EXERCISE AIM:
Where does the word "bold" appear in the entries below? Copy each line that holds it.

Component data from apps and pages
= = = =

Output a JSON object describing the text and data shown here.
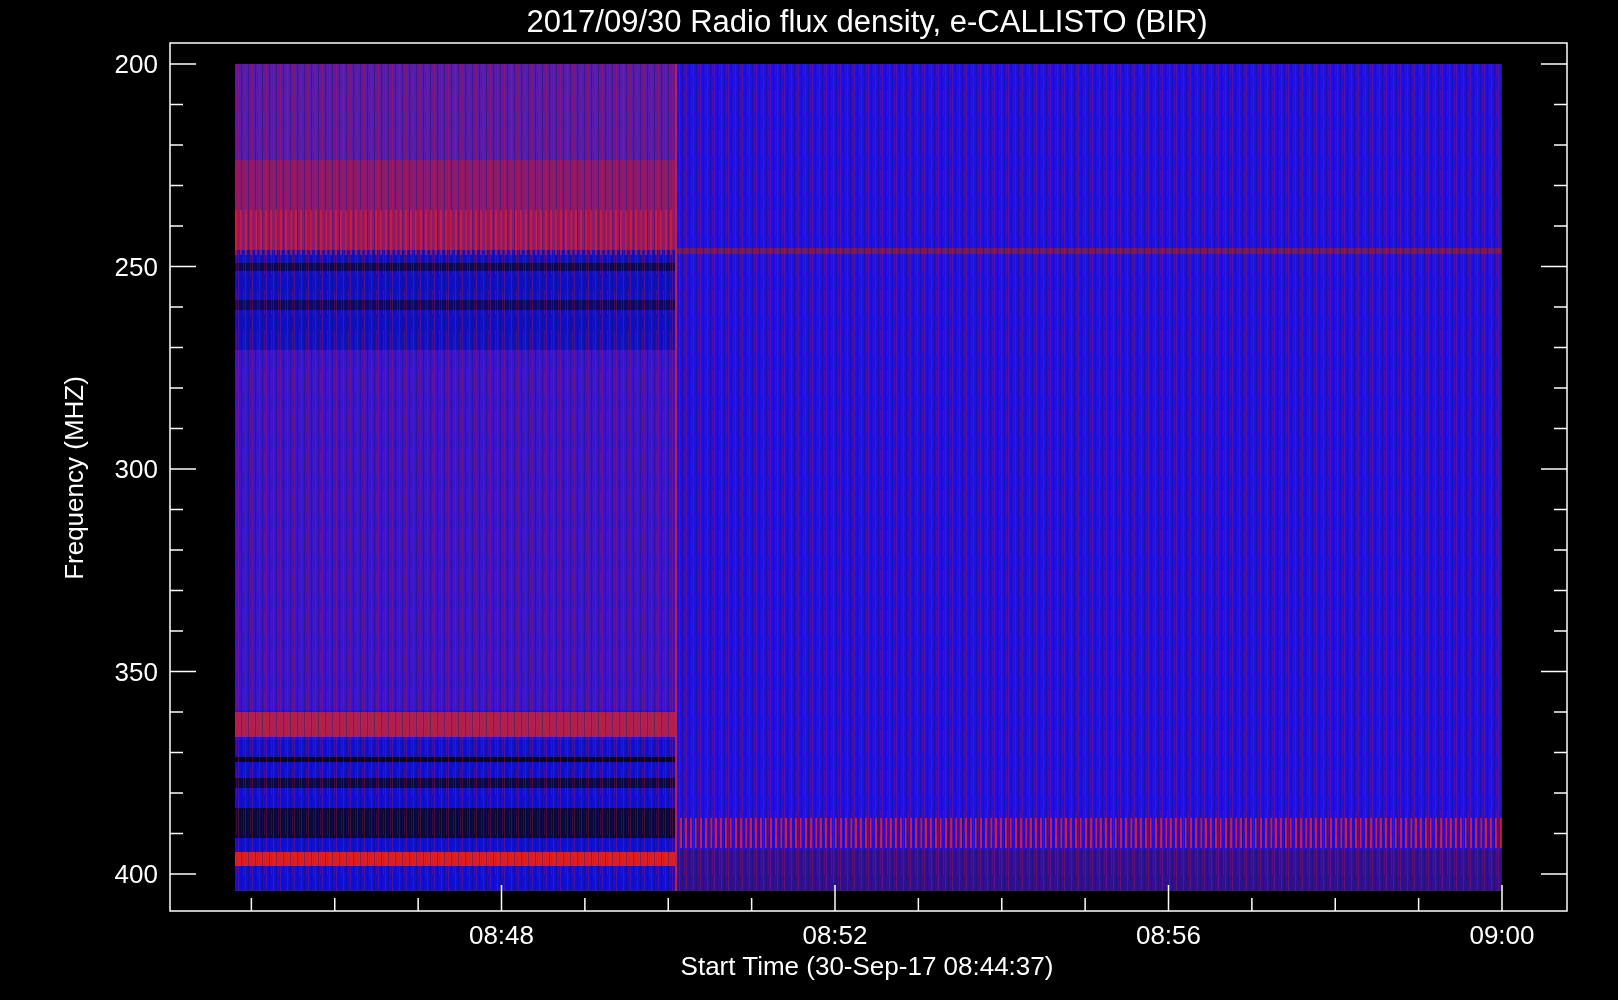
{
  "title": "2017/09/30  Radio flux density, e-CALLISTO (BIR)",
  "y_axis": {
    "label": "Frequency (MHZ)",
    "ticks": [
      "200",
      "250",
      "300",
      "350",
      "400"
    ]
  },
  "x_axis": {
    "label": "Start Time (30-Sep-17 08:44:37)",
    "ticks": [
      "08:48",
      "08:52",
      "08:56",
      "09:00"
    ]
  }
}
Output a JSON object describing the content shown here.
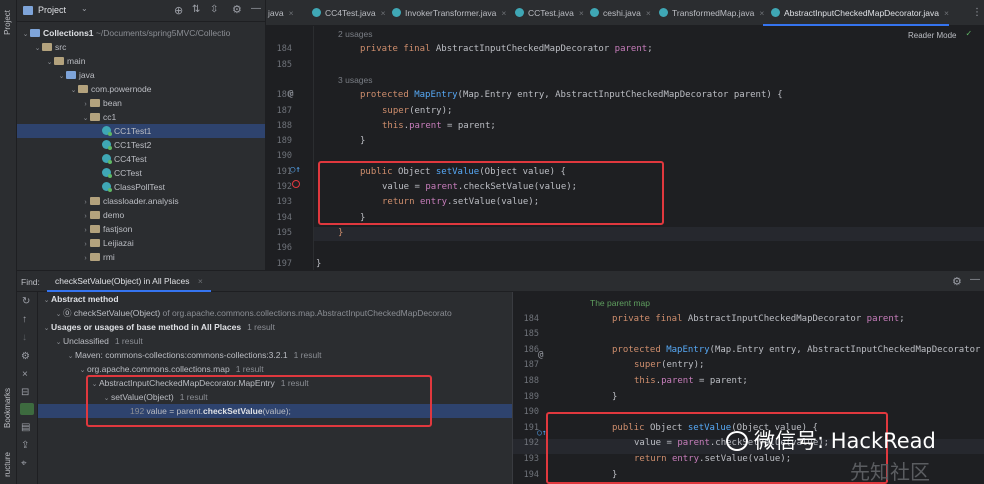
{
  "toolstrip": {
    "project_label": "Project",
    "bookmarks_label": "Bookmarks",
    "structure_label": "ructure"
  },
  "project_panel": {
    "title": "Project",
    "tree": [
      {
        "label": "Collections1",
        "suffix": "~/Documents/spring5MVC/Collectio",
        "indent": 0,
        "type": "folder-blue",
        "open": true,
        "bold": true
      },
      {
        "label": "src",
        "indent": 1,
        "type": "folder",
        "open": true
      },
      {
        "label": "main",
        "indent": 2,
        "type": "folder",
        "open": true
      },
      {
        "label": "java",
        "indent": 3,
        "type": "folder-blue",
        "open": true
      },
      {
        "label": "com.powernode",
        "indent": 4,
        "type": "folder",
        "open": true
      },
      {
        "label": "bean",
        "indent": 5,
        "type": "folder",
        "open": false
      },
      {
        "label": "cc1",
        "indent": 5,
        "type": "folder",
        "open": true
      },
      {
        "label": "CC1Test1",
        "indent": 6,
        "type": "class",
        "selected": true
      },
      {
        "label": "CC1Test2",
        "indent": 6,
        "type": "class"
      },
      {
        "label": "CC4Test",
        "indent": 6,
        "type": "class"
      },
      {
        "label": "CCTest",
        "indent": 6,
        "type": "class"
      },
      {
        "label": "ClassPollTest",
        "indent": 6,
        "type": "class"
      },
      {
        "label": "classloader.analysis",
        "indent": 5,
        "type": "folder",
        "open": false
      },
      {
        "label": "demo",
        "indent": 5,
        "type": "folder",
        "open": false
      },
      {
        "label": "fastjson",
        "indent": 5,
        "type": "folder",
        "open": false
      },
      {
        "label": "Leijiazai",
        "indent": 5,
        "type": "folder",
        "open": false
      },
      {
        "label": "rmi",
        "indent": 5,
        "type": "folder",
        "open": false
      }
    ]
  },
  "tabs": [
    {
      "label": "java",
      "icon": false
    },
    {
      "label": "CC4Test.java"
    },
    {
      "label": "InvokerTransformer.java"
    },
    {
      "label": "CCTest.java"
    },
    {
      "label": "ceshi.java"
    },
    {
      "label": "TransformedMap.java"
    },
    {
      "label": "AbstractInputCheckedMapDecorator.java",
      "active": true
    }
  ],
  "editor_top": {
    "reader_mode": "Reader Mode",
    "lines": [
      {
        "num": "",
        "hint": "2 usages"
      },
      {
        "num": "184",
        "tokens": [
          [
            "kw",
            "private final "
          ],
          [
            "",
            "AbstractInputCheckedMapDecorator "
          ],
          [
            "fld",
            "parent"
          ],
          [
            "",
            ";"
          ]
        ],
        "indent": 1
      },
      {
        "num": "185"
      },
      {
        "num": "",
        "hint": "3 usages"
      },
      {
        "num": "186",
        "tokens": [
          [
            "kw",
            "protected "
          ],
          [
            "fn",
            "MapEntry"
          ],
          [
            "",
            "(Map.Entry entry, AbstractInputCheckedMapDecorator parent) {"
          ]
        ],
        "indent": 1
      },
      {
        "num": "187",
        "tokens": [
          [
            "kw",
            "super"
          ],
          [
            "",
            "(entry);"
          ]
        ],
        "indent": 2
      },
      {
        "num": "188",
        "tokens": [
          [
            "kw",
            "this"
          ],
          [
            "",
            "."
          ],
          [
            "fld",
            "parent"
          ],
          [
            "",
            " = parent;"
          ]
        ],
        "indent": 2
      },
      {
        "num": "189",
        "tokens": [
          [
            "",
            "}"
          ]
        ],
        "indent": 1
      },
      {
        "num": "190"
      },
      {
        "num": "191",
        "tokens": [
          [
            "kw",
            "public "
          ],
          [
            "",
            "Object "
          ],
          [
            "fn",
            "setValue"
          ],
          [
            "",
            "(Object value) {"
          ]
        ],
        "indent": 1
      },
      {
        "num": "192",
        "tokens": [
          [
            "",
            "value = "
          ],
          [
            "fld",
            "parent"
          ],
          [
            "",
            ".checkSetValue(value);"
          ]
        ],
        "indent": 2
      },
      {
        "num": "193",
        "tokens": [
          [
            "kw",
            "return "
          ],
          [
            "fld",
            "entry"
          ],
          [
            "",
            ".setValue(value);"
          ]
        ],
        "indent": 2
      },
      {
        "num": "194",
        "tokens": [
          [
            "",
            "}"
          ]
        ],
        "indent": 1
      },
      {
        "num": "195",
        "tokens": [
          [
            "kw",
            "}"
          ]
        ],
        "indent": 0
      },
      {
        "num": "196"
      },
      {
        "num": "197",
        "tokens": [
          [
            "",
            "}"
          ]
        ],
        "indent": -1
      }
    ]
  },
  "find": {
    "label": "Find:",
    "tab_label": "checkSetValue(Object) in All Places",
    "results": [
      {
        "indent": 0,
        "bold": "Abstract method",
        "text": ""
      },
      {
        "indent": 1,
        "text": "checkSetValue(Object)",
        "suffix": "of org.apache.commons.collections.map.AbstractInputCheckedMapDecorato"
      },
      {
        "indent": 0,
        "bold": "Usages or usages of base method in All Places",
        "count": "1 result"
      },
      {
        "indent": 1,
        "text": "Unclassified",
        "count": "1 result"
      },
      {
        "indent": 2,
        "text": "Maven: commons-collections:commons-collections:3.2.1",
        "count": "1 result"
      },
      {
        "indent": 3,
        "text": "org.apache.commons.collections.map",
        "count": "1 result"
      },
      {
        "indent": 4,
        "text": "AbstractInputCheckedMapDecorator.MapEntry",
        "count": "1 result"
      },
      {
        "indent": 5,
        "text": "setValue(Object)",
        "count": "1 result"
      },
      {
        "indent": 6,
        "num": "192",
        "pre": "value = parent.",
        "match": "checkSetValue",
        "post": "(value);",
        "selected": true
      }
    ]
  },
  "preview": {
    "lines": [
      {
        "num": "",
        "doc": "The parent map"
      },
      {
        "num": "184",
        "tokens": [
          [
            "kw",
            "private final "
          ],
          [
            "",
            "AbstractInputCheckedMapDecorator "
          ],
          [
            "fld",
            "parent"
          ],
          [
            "",
            ";"
          ]
        ],
        "indent": 1
      },
      {
        "num": "185"
      },
      {
        "num": "186",
        "tokens": [
          [
            "kw",
            "protected "
          ],
          [
            "fn",
            "MapEntry"
          ],
          [
            "",
            "(Map.Entry entry, AbstractInputCheckedMapDecorator p"
          ]
        ],
        "indent": 1
      },
      {
        "num": "187",
        "tokens": [
          [
            "kw",
            "super"
          ],
          [
            "",
            "(entry);"
          ]
        ],
        "indent": 2
      },
      {
        "num": "188",
        "tokens": [
          [
            "kw",
            "this"
          ],
          [
            "",
            "."
          ],
          [
            "fld",
            "parent"
          ],
          [
            "",
            " = parent;"
          ]
        ],
        "indent": 2
      },
      {
        "num": "189",
        "tokens": [
          [
            "",
            "}"
          ]
        ],
        "indent": 1
      },
      {
        "num": "190"
      },
      {
        "num": "191",
        "tokens": [
          [
            "kw",
            "public "
          ],
          [
            "",
            "Object "
          ],
          [
            "fn",
            "setValue"
          ],
          [
            "",
            "(Object value) {"
          ]
        ],
        "indent": 1
      },
      {
        "num": "192",
        "tokens": [
          [
            "",
            "value = "
          ],
          [
            "fld",
            "parent"
          ],
          [
            "",
            ".checkSetValue(value);"
          ]
        ],
        "indent": 2
      },
      {
        "num": "193",
        "tokens": [
          [
            "kw",
            "return "
          ],
          [
            "fld",
            "entry"
          ],
          [
            "",
            ".setValue(value);"
          ]
        ],
        "indent": 2
      },
      {
        "num": "194",
        "tokens": [
          [
            "",
            "}"
          ]
        ],
        "indent": 1
      }
    ]
  },
  "watermark": {
    "text": "微信号: HackRead",
    "site": "先知社区"
  },
  "colors": {
    "highlight_box": "#e0383e",
    "selection": "#2e436e",
    "accent": "#3574f0"
  }
}
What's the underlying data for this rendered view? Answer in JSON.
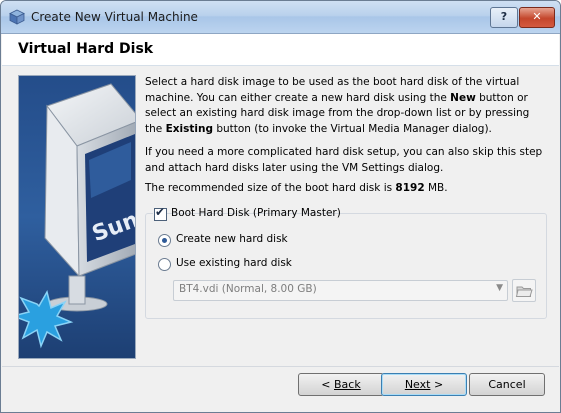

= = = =

SOLUTION FOR THIS EXERCISE:
        "bold": true
        "bold": "Abstract method",
        "bold": "Usages or usages of base method in All Places",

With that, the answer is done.